▶ [Instructions to follow]: Please retype all of the records below word for word, leaving out any pictures.

----- Input data

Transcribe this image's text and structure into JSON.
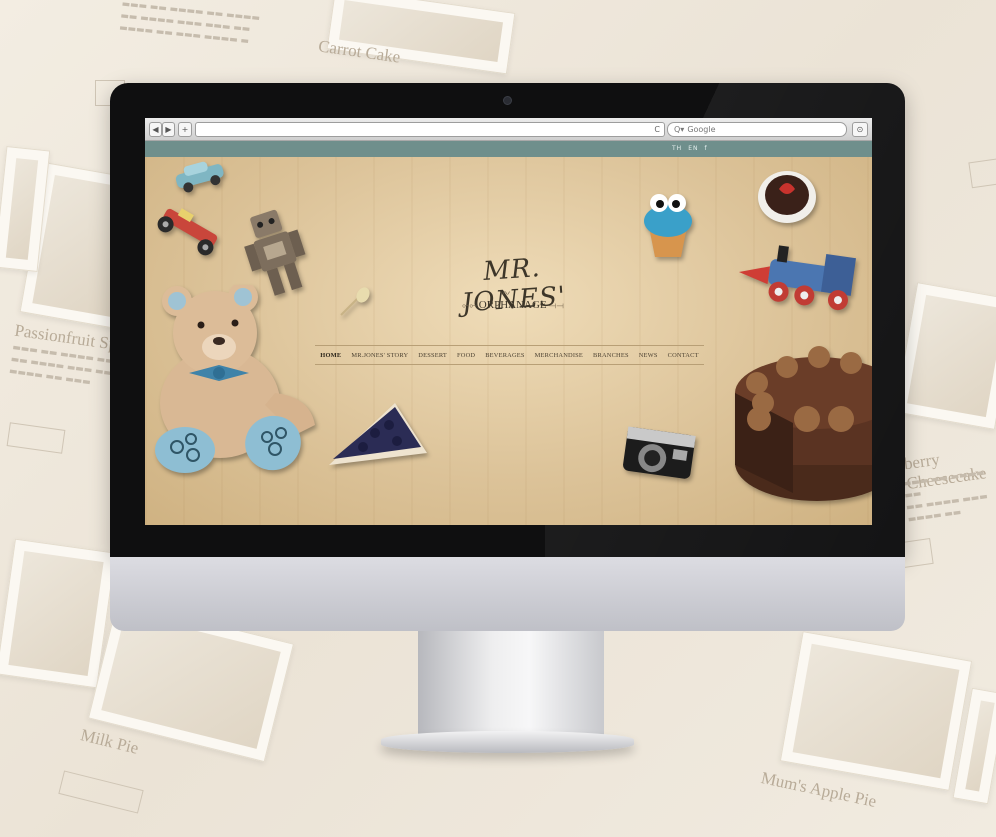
{
  "background": {
    "cards": [
      {
        "title": "Carrot Cake"
      },
      {
        "title": "Passionfruit Sponge"
      },
      {
        "title": "berry Cheesecake"
      },
      {
        "title": "Milk Pie"
      },
      {
        "title": "Mum's Apple Pie"
      }
    ]
  },
  "browser": {
    "back_label": "◀",
    "forward_label": "▶",
    "new_tab_label": "+",
    "reload_label": "C",
    "search_placeholder": "Google",
    "search_icon": "Q▾",
    "download_label": "⊙"
  },
  "site": {
    "languages": [
      "TH",
      "EN"
    ],
    "social_label": "f",
    "logo_main": "MR. JONES'",
    "logo_sub": "ORPHANAGE",
    "nav": [
      {
        "label": "HOME",
        "active": true
      },
      {
        "label": "MR.JONES' STORY",
        "active": false
      },
      {
        "label": "DESSERT",
        "active": false
      },
      {
        "label": "FOOD",
        "active": false
      },
      {
        "label": "BEVERAGES",
        "active": false
      },
      {
        "label": "MERCHANDISE",
        "active": false
      },
      {
        "label": "BRANCHES",
        "active": false
      },
      {
        "label": "NEWS",
        "active": false
      },
      {
        "label": "CONTACT",
        "active": false
      }
    ]
  },
  "colors": {
    "strip": "#6f8f8c",
    "wood": "#dcc399",
    "text": "#3d3629"
  }
}
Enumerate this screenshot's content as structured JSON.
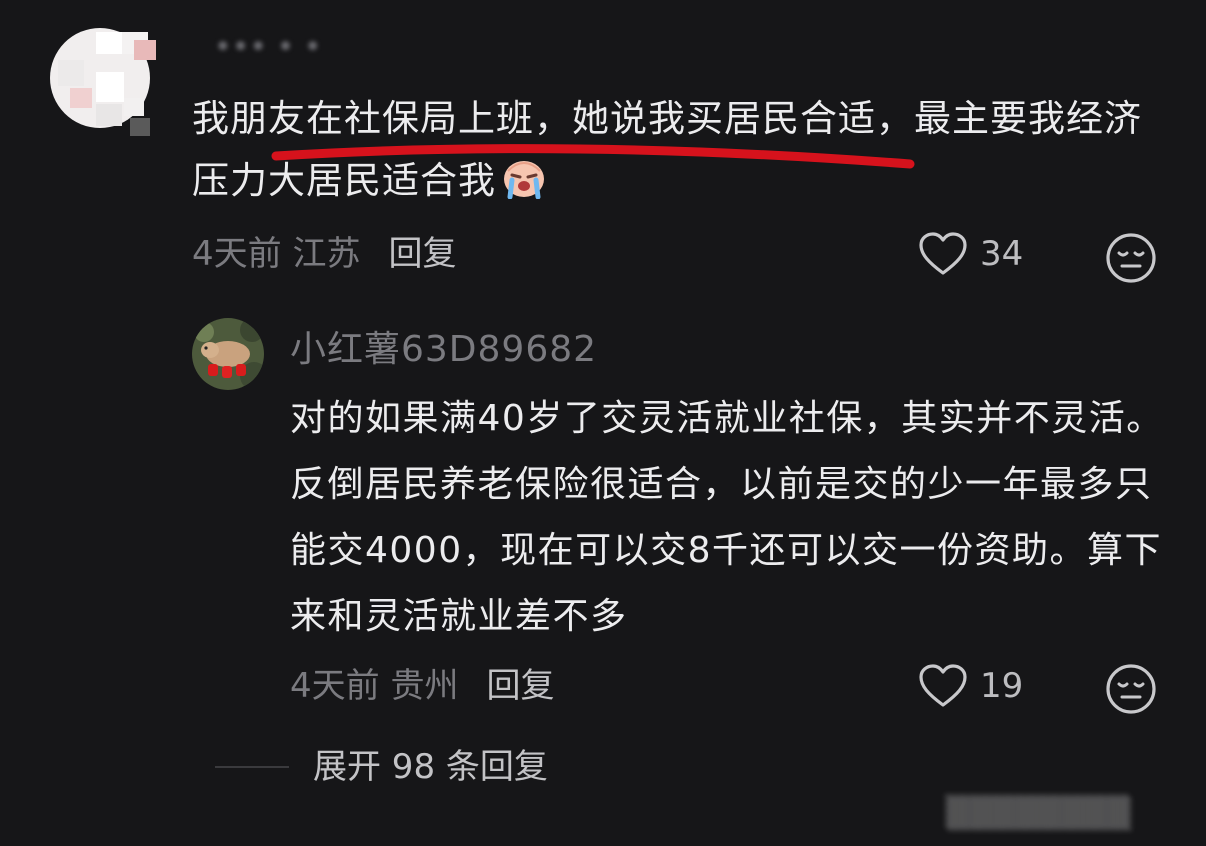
{
  "comment": {
    "username": "••• • ••",
    "text": "我朋友在社保局上班，她说我买居民合适，最主要我经济压力大居民适合我",
    "emoji_icon": "crying-face-icon",
    "meta_time_location": "4天前 江苏",
    "reply_label": "回复",
    "likes": "34"
  },
  "reply": {
    "username": "小红薯63D89682",
    "text": "对的如果满40岁了交灵活就业社保，其实并不灵活。反倒居民养老保险很适合，以前是交的少一年最多只能交4000，现在可以交8千还可以交一份资助。算下来和灵活就业差不多",
    "meta_time_location": "4天前 贵州",
    "reply_label": "回复",
    "likes": "19"
  },
  "expand": {
    "label": "展开 98 条回复"
  },
  "colors": {
    "background": "#161618",
    "primary_text": "#ececee",
    "secondary_text": "#7b7b80",
    "underline_annotation": "#d6121c"
  }
}
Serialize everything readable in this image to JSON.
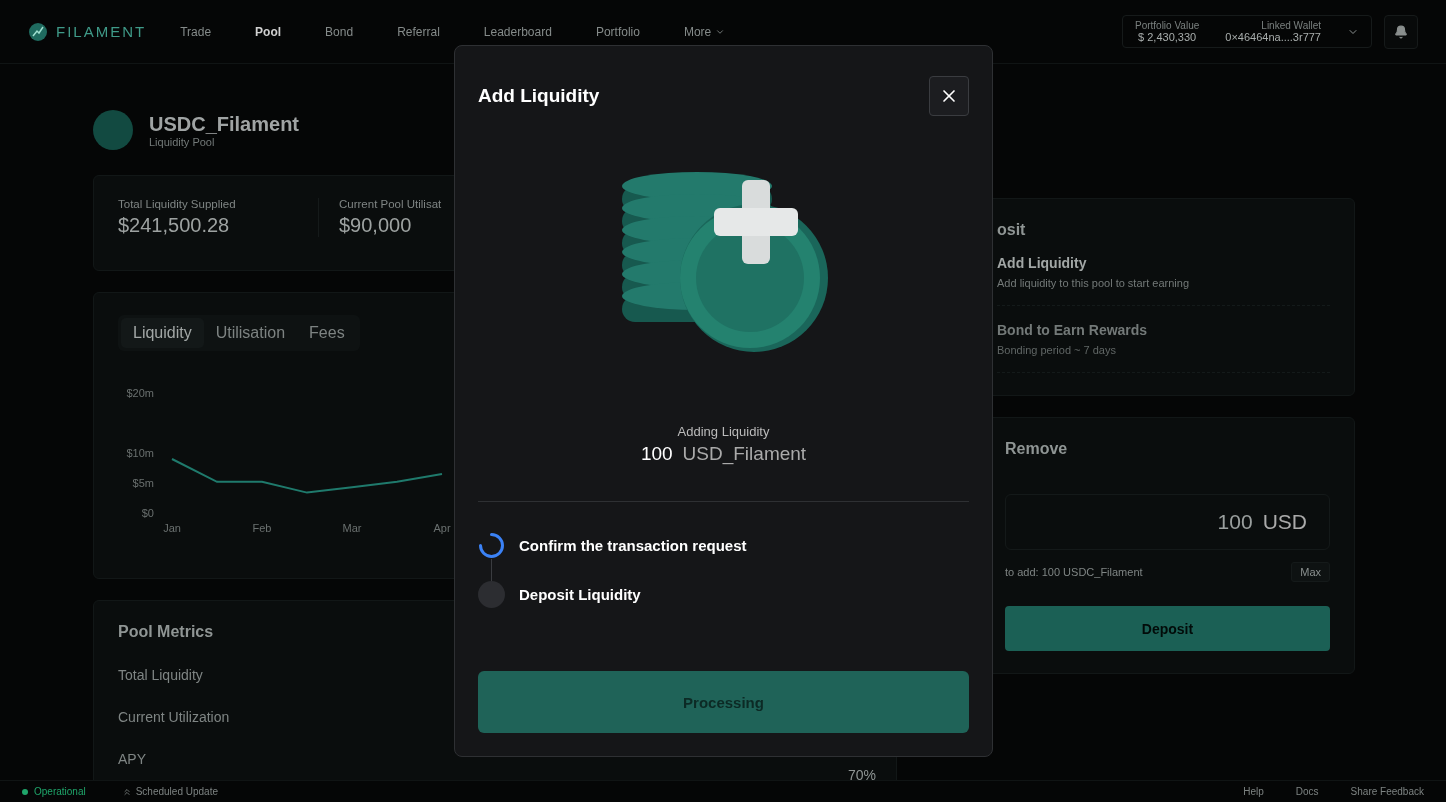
{
  "nav": {
    "logo": "FILAMENT",
    "items": [
      {
        "label": "Trade",
        "selected": false
      },
      {
        "label": "Pool",
        "selected": true
      },
      {
        "label": "Bond",
        "selected": false
      },
      {
        "label": "Referral",
        "selected": false
      },
      {
        "label": "Leaderboard",
        "selected": false
      },
      {
        "label": "Portfolio",
        "selected": false
      },
      {
        "label": "More",
        "selected": false
      }
    ],
    "portfolio_label": "Portfolio Value",
    "portfolio_value": "$ 2,430,330",
    "wallet_label": "Linked Wallet",
    "wallet_value": "0×46464na....3r777"
  },
  "pool": {
    "name": "USDC_Filament",
    "subtitle": "Liquidity Pool"
  },
  "stats": [
    {
      "label": "Total Liquidity Supplied",
      "value": "$241,500.28"
    },
    {
      "label": "Current Pool Utilisat",
      "value": "$90,000"
    }
  ],
  "chart_tabs": [
    {
      "label": "Liquidity",
      "selected": true
    },
    {
      "label": "Utilisation",
      "selected": false
    },
    {
      "label": "Fees",
      "selected": false
    }
  ],
  "chart_data": {
    "type": "line",
    "categories": [
      "Jan",
      null,
      "Feb",
      null,
      "Mar",
      null,
      "Apr"
    ],
    "yticks": [
      {
        "value": 0,
        "label": "$0"
      },
      {
        "value": 5,
        "label": "$5m"
      },
      {
        "value": 10,
        "label": "$10m"
      },
      {
        "value": 20,
        "label": "$20m"
      }
    ],
    "ylim": [
      0,
      20
    ],
    "series": [
      {
        "color": "#1f7a6c",
        "values": [
          9,
          5.2,
          5.2,
          3.4,
          4.3,
          5.2,
          6.5
        ]
      }
    ]
  },
  "metrics": {
    "title": "Pool Metrics",
    "rows": [
      {
        "label": "Total Liquidity"
      },
      {
        "label": "Current Utilization"
      },
      {
        "label": "APY",
        "value": "70%"
      }
    ]
  },
  "deposit": {
    "title": "osit",
    "options": [
      {
        "title": "Add Liquidity",
        "subtitle": "Add liquidity to this pool to start earning",
        "selected": true
      },
      {
        "title": "Bond to Earn Rewards",
        "subtitle": "Bonding period ~ 7 days",
        "selected": false
      }
    ]
  },
  "remove": {
    "title": "Remove",
    "amount": "100",
    "unit": "USD",
    "hint_label": "to add:",
    "hint_value": "100 USDC_Filament",
    "max": "Max",
    "button": "Deposit"
  },
  "modal": {
    "title": "Add Liquidity",
    "caption": "Adding Liquidity",
    "amount": "100",
    "token": "USD_Filament",
    "steps": [
      {
        "label": "Confirm the transaction request",
        "in_progress": true
      },
      {
        "label": "Deposit Liquidity",
        "in_progress": false
      }
    ],
    "button": "Processing"
  },
  "footer": {
    "status": "Operational",
    "update": "Scheduled Update",
    "links": [
      "Help",
      "Docs",
      "Share Feedback"
    ]
  }
}
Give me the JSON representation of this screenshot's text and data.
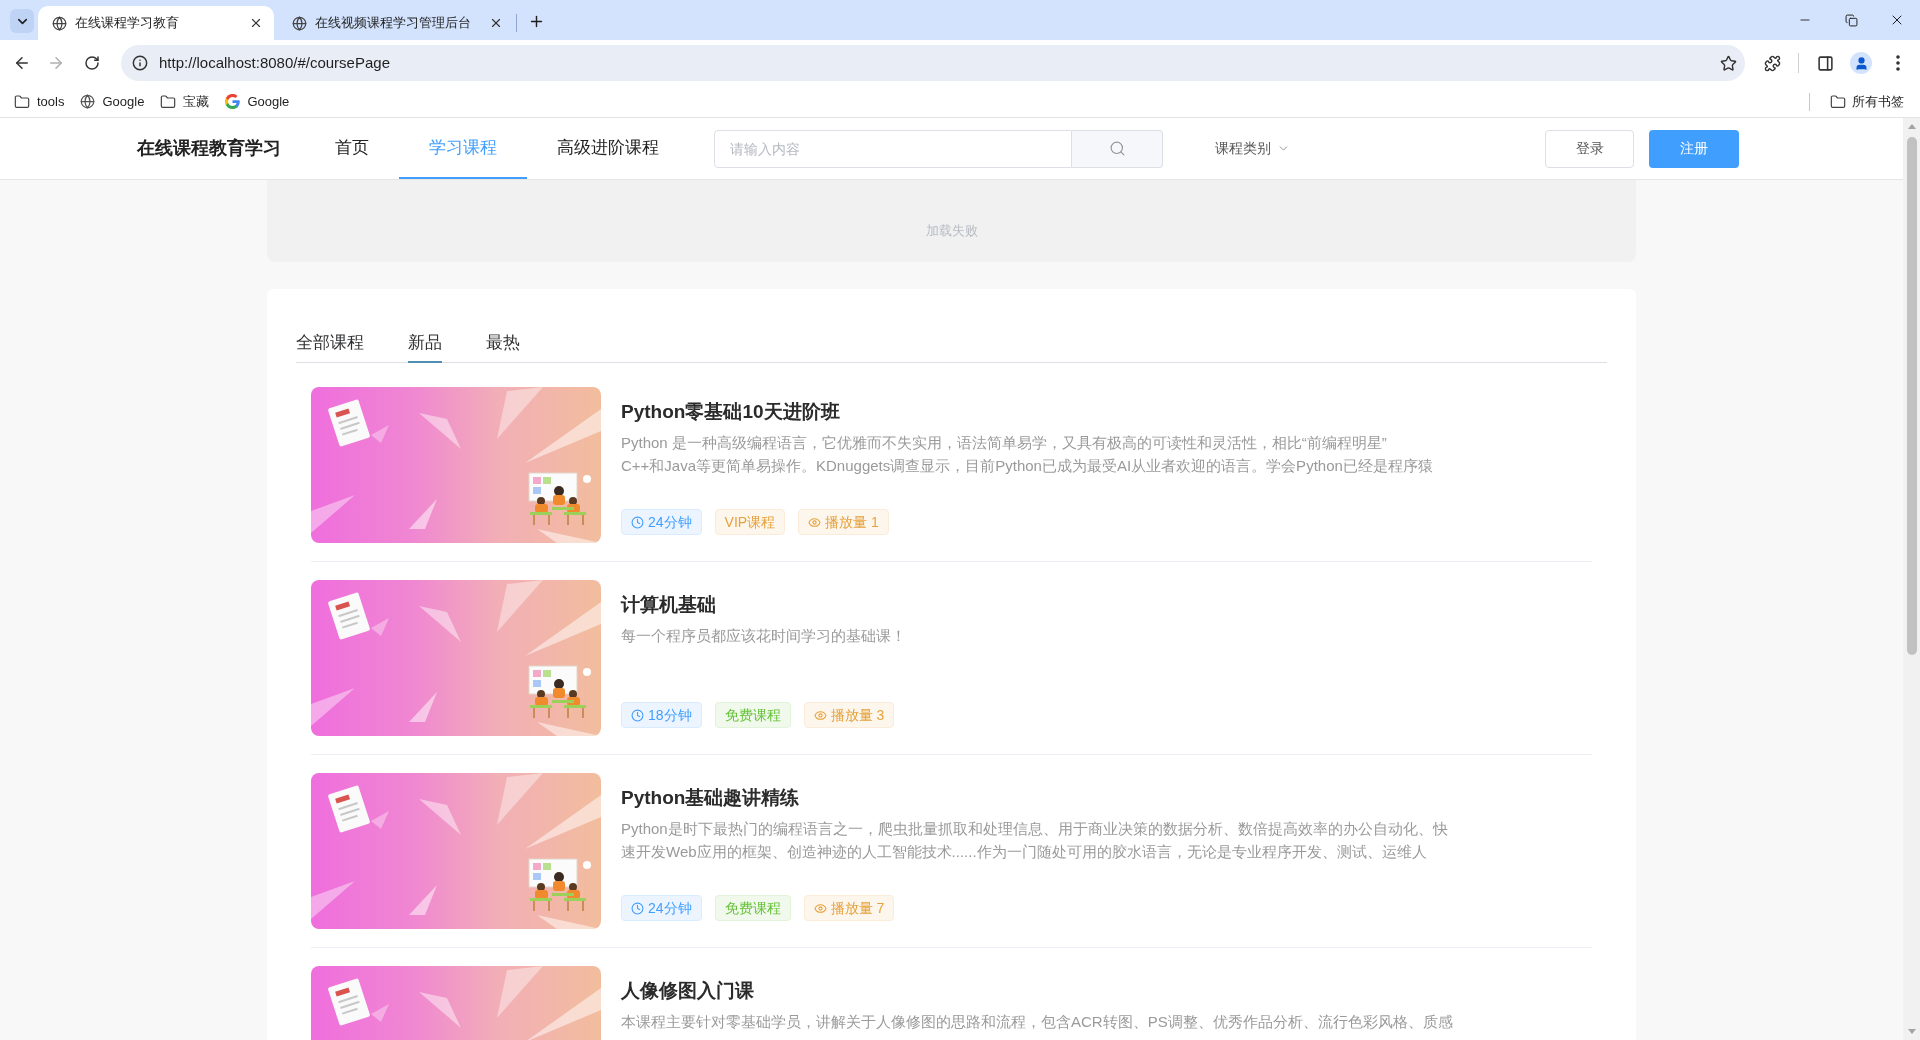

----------

▶ [Response to this task]:
Transcribe this image's text and structure into JSON.
{
  "background": {
    "cards": [
      {
        "title": "Carrot Cake"
      },
      {
        "title": "Passionfruit Sponge"
      },
      {
        "title": "berry Cheesecake"
      },
      {
        "title": "Milk Pie"
      },
      {
        "title": "Mum's Apple Pie"
      }
    ]
  },
  "browser": {
    "back_label": "◀",
    "forward_label": "▶",
    "new_tab_label": "+",
    "reload_label": "C",
    "search_placeholder": "Google",
    "search_icon": "Q▾",
    "download_label": "⊙"
  },
  "site": {
    "languages": [
      "TH",
      "EN"
    ],
    "social_label": "f",
    "logo_main": "MR. JONES'",
    "logo_sub": "ORPHANAGE",
    "nav": [
      {
        "label": "HOME",
        "active": true
      },
      {
        "label": "MR.JONES' STORY",
        "active": false
      },
      {
        "label": "DESSERT",
        "active": false
      },
      {
        "label": "FOOD",
        "active": false
      },
      {
        "label": "BEVERAGES",
        "active": false
      },
      {
        "label": "MERCHANDISE",
        "active": false
      },
      {
        "label": "BRANCHES",
        "active": false
      },
      {
        "label": "NEWS",
        "active": false
      },
      {
        "label": "CONTACT",
        "active": false
      }
    ]
  },
  "colors": {
    "strip": "#6f8f8c",
    "wood": "#dcc399",
    "text": "#3d3629"
  }
}
Enumerate this screenshot's content as structured JSON.
{
  "comment": {
    "username": "••• • ••",
    "text": "我朋友在社保局上班，她说我买居民合适，最主要我经济压力大居民适合我",
    "emoji_icon": "crying-face-icon",
    "meta_time_location": "4天前 江苏",
    "reply_label": "回复",
    "likes": "34"
  },
  "reply": {
    "username": "小红薯63D89682",
    "text": "对的如果满40岁了交灵活就业社保，其实并不灵活。反倒居民养老保险很适合，以前是交的少一年最多只能交4000，现在可以交8千还可以交一份资助。算下来和灵活就业差不多",
    "meta_time_location": "4天前 贵州",
    "reply_label": "回复",
    "likes": "19"
  },
  "expand": {
    "label": "展开 98 条回复"
  },
  "colors": {
    "background": "#161618",
    "primary_text": "#ececee",
    "secondary_text": "#7b7b80",
    "underline_annotation": "#d6121c"
  }
}
Serialize everything readable in this image to JSON.
{
  "nav": {
    "logo": "FILAMENT",
    "items": [
      {
        "label": "Trade",
        "selected": false
      },
      {
        "label": "Pool",
        "selected": true
      },
      {
        "label": "Bond",
        "selected": false
      },
      {
        "label": "Referral",
        "selected": false
      },
      {
        "label": "Leaderboard",
        "selected": false
      },
      {
        "label": "Portfolio",
        "selected": false
      },
      {
        "label": "More",
        "selected": false
      }
    ],
    "portfolio_label": "Portfolio Value",
    "portfolio_value": "$ 2,430,330",
    "wallet_label": "Linked Wallet",
    "wallet_value": "0×46464na....3r777"
  },
  "pool": {
    "name": "USDC_Filament",
    "subtitle": "Liquidity Pool"
  },
  "stats": [
    {
      "label": "Total Liquidity Supplied",
      "value": "$241,500.28"
    },
    {
      "label": "Current Pool Utilisat",
      "value": "$90,000"
    }
  ],
  "chart_tabs": [
    {
      "label": "Liquidity",
      "selected": true
    },
    {
      "label": "Utilisation",
      "selected": false
    },
    {
      "label": "Fees",
      "selected": false
    }
  ],
  "chart_data": {
    "type": "line",
    "categories": [
      "Jan",
      null,
      "Feb",
      null,
      "Mar",
      null,
      "Apr"
    ],
    "yticks": [
      {
        "value": 0,
        "label": "$0"
      },
      {
        "value": 5,
        "label": "$5m"
      },
      {
        "value": 10,
        "label": "$10m"
      },
      {
        "value": 20,
        "label": "$20m"
      }
    ],
    "ylim": [
      0,
      20
    ],
    "series": [
      {
        "color": "#1f7a6c",
        "values": [
          9,
          5.2,
          5.2,
          3.4,
          4.3,
          5.2,
          6.5
        ]
      }
    ]
  },
  "metrics": {
    "title": "Pool Metrics",
    "rows": [
      {
        "label": "Total Liquidity"
      },
      {
        "label": "Current Utilization"
      },
      {
        "label": "APY",
        "value": "70%"
      }
    ]
  },
  "deposit": {
    "title": "osit",
    "options": [
      {
        "title": "Add Liquidity",
        "subtitle": "Add liquidity to this pool to start earning",
        "selected": true
      },
      {
        "title": "Bond to Earn Rewards",
        "subtitle": "Bonding period ~ 7 days",
        "selected": false
      }
    ]
  },
  "remove": {
    "title": "Remove",
    "amount": "100",
    "unit": "USD",
    "hint_label": "to add:",
    "hint_value": "100 USDC_Filament",
    "max": "Max",
    "button": "Deposit"
  },
  "modal": {
    "title": "Add Liquidity",
    "caption": "Adding Liquidity",
    "amount": "100",
    "token": "USD_Filament",
    "steps": [
      {
        "label": "Confirm the transaction request",
        "in_progress": true
      },
      {
        "label": "Deposit Liquidity",
        "in_progress": false
      }
    ],
    "button": "Processing"
  },
  "footer": {
    "status": "Operational",
    "update": "Scheduled Update",
    "links": [
      "Help",
      "Docs",
      "Share Feedback"
    ]
  }
}
Give me the JSON representation of this screenshot's text and data.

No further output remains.